Hong Kong leader Carrie Lam continued to stir bad sentiment toward her government following a press conference on the morning of July 9, during which she said the government’s controversial extradition bill is “dead.”
In response to Lam’s comments, the Civil Human Rights Front (CHRF), which organized the three marches in the last month attended by millions of Hongkongers, said the group will continue to hold protests and assemblies as the Hong Kong leader continues to ignore the people’s demands, including the full withdrawal of the extradition bill from the pro-Beijing majority council.
Prior to Lam’s statement in English describing the status of the bill, she spoke in Cantonese, using slightly different words to describe the bill. She used a Chinese idiom meaning that something has come to a natural death.
When asked to elaborate on her meaning, Lam said she used such a description because she thought “people might want to hear a more ‘resolute’ remark”—reiterating that the government had no plans to re-table the bill, and that it would “automatically expire” when the current legislative session ends in 2020.
Lam didn’t respond directly to repeated questioning from reporters about why she would not say the bill is “withdrawn,” only implying that the phrase doesn’t have real teeth.
“Even if you say that the bill is ‘withdrawn’ today, in some sense, it could still be reintroduced at LegCo [the city’s legislature] after three months.”
Carrie Lam first said the #extraditionbill will be “suspended” >> “will lapse” >> “will die in a natural death” >> “will die” >> “is dead”
what’s the consideration of not saying the word “withdraw”?
— Jeffie Lam (@jeffielam) July 9, 2019
The extradition bill would allow any country, including mainland China, to seek the extradition of suspects. The proposal has drawn widespread opposition, with many Hongkongers worried that if the bill were to pass, the Chinese Communist Party could pressure the city government to hand over citizens of any nationality to face trial in the regime’s opaque court system, which often disregards the rule of law.
“She still refuses to say the word ‘withdraw,’” CHRF told local media after Lam’s remarks. “The extradition bill being put in the Legislative Council is a very formal legal proceeding.

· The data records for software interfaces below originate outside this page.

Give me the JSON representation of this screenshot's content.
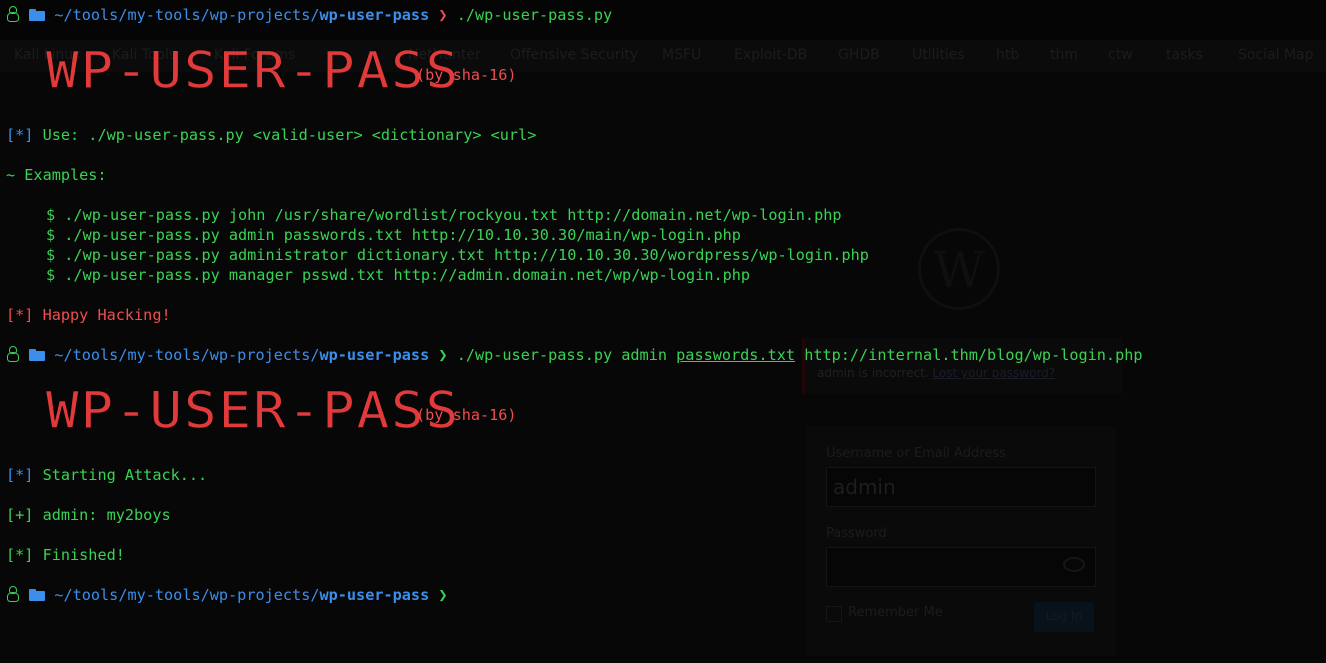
{
  "background_browser": {
    "bookmarks": [
      {
        "label": "Kali Linux",
        "icon": "kali-icon"
      },
      {
        "label": "Kali Tools",
        "icon": "kali-icon"
      },
      {
        "label": "Kali Forums",
        "icon": "kali-icon"
      },
      {
        "label": "NetHunter",
        "icon": "nethunter-icon"
      },
      {
        "label": "Offensive Security",
        "icon": "offsec-icon"
      },
      {
        "label": "MSFU",
        "icon": "msfu-icon"
      },
      {
        "label": "Exploit-DB",
        "icon": "exploit-db-icon"
      },
      {
        "label": "GHDB",
        "icon": "ghdb-icon"
      },
      {
        "label": "Utilities",
        "icon": "folder-icon"
      },
      {
        "label": "htb",
        "icon": "folder-icon"
      },
      {
        "label": "thm",
        "icon": "folder-icon"
      },
      {
        "label": "ctw",
        "icon": "folder-icon"
      },
      {
        "label": "tasks",
        "icon": "folder-icon"
      },
      {
        "label": "Social Map",
        "icon": "link-icon"
      }
    ],
    "error_text": "admin is incorrect.",
    "error_link": "Lost your password?",
    "username_label": "Username or Email Address",
    "username_value": "admin",
    "password_label": "Password",
    "remember_label": "Remember Me",
    "login_button": "Log In"
  },
  "terminal": {
    "prompt_path": "~/tools/my-tools/wp-projects/",
    "prompt_dir": "wp-user-pass",
    "prompt_arrow": "❯",
    "cmd1": "./wp-user-pass.py",
    "banner_text": "WP-USER-PASS",
    "banner_byline": "(by sha-16)",
    "usage_tag": "[*]",
    "usage_text": "Use: ./wp-user-pass.py <valid-user> <dictionary> <url>",
    "examples_header": "~ Examples:",
    "examples": [
      "$ ./wp-user-pass.py john /usr/share/wordlist/rockyou.txt http://domain.net/wp-login.php",
      "$ ./wp-user-pass.py admin passwords.txt http://10.10.30.30/main/wp-login.php",
      "$ ./wp-user-pass.py administrator dictionary.txt http://10.10.30.30/wordpress/wp-login.php",
      "$ ./wp-user-pass.py manager psswd.txt http://admin.domain.net/wp/wp-login.php"
    ],
    "happy_tag": "[*]",
    "happy_text": "Happy Hacking!",
    "cmd2_prog": "./wp-user-pass.py admin",
    "cmd2_file": "passwords.txt",
    "cmd2_url": "http://internal.thm/blog/wp-login.php",
    "start_tag": "[*]",
    "start_text": "Starting Attack...",
    "found_tag": "[+]",
    "found_text": "admin: my2boys",
    "finished_tag": "[*]",
    "finished_text": "Finished!"
  },
  "colors": {
    "green": "#39d353",
    "blue": "#3b8eea",
    "red": "#f14c4c",
    "background": "#000000"
  }
}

“However, she only said that the bill is ‘dead.’ We cannot find the word ‘dead’ in any of the laws in Hong Kong, or any legal proceedings in the Legislative Council.”
CHRF added that it will announce details of its upcoming protests soon.
For more than a month, CHRF has repeatedly called on the city government to meet its five demands, which include a complete withdrawal of the bill, Lam’s resignation, an independent investigation into the use of force by police to disperse protesters on June 12, a government retraction of its characterization of the June 12 protests as “riots,” and the release of those who have been arrested, as well as the withdrawal of charges against them.
On June 12, police used pepper spray, tear gas, rubber bullets, and bean bags in an attempt to remove protesters from the streets after some tried to break police lines outside of LegCo.
Lam said during the press conference that it wasn’t acceptable not to continue on with investigations and prosecutions of “offenders” from the recent protests. She reiterated that Hong Kong’s civilian body for investigating police misconduct, the Independent Police Complaints Council (IPCC), was investigating the incidents from June 9 to July 2.
The IPCC announced on July 2 that it would be compiling a detailed study of the extradition bills protests. June 9 was the date of the first CHRF march that drew 1.03 million people.
But CHRF said its demand for an independent inquiry into police action stands, adding that such an inquiry would have proper powers, including the power to summon witnesses.
According to the Hong Kong daily newspaper Apple Daily, there were at least 67 protester arrests between June 12 and July 8.
CHRF also stated that it is “totally impractical” that Lam now wants to have open dialogue with student representatives since many young protesters have already been arrested.
Hong Kong’s Democratic Party Chairman Wu Chi-wai also held a press conference following Lam’s comments, saying that he was “very disappointed” upon learning what Lam had to say.
While pointing out how Lam had again failed to address protester demands, Wu said that she avoided a core issue: how to rebuild trust between her government and Hongkongers.
Hong Kong’s pro-democracy party Demosisto issued a statement following Lam’s press conference. According to Hong Kong media HK01, Demosisto said that Lam should just say the word “withdraw” to show the people that she is not playing with words and that there is no chance of the bill being revived.
Additionally, it called on the city government to hold two open elections so that people can directly elect members of the LegCo and the position of the chief executive—the position now held by Lam.
Joshua Wong, the iconic figure from the 2014 Umbrella Movement, is the secretary general of Demosisto.
Iris Tao contributed to this report.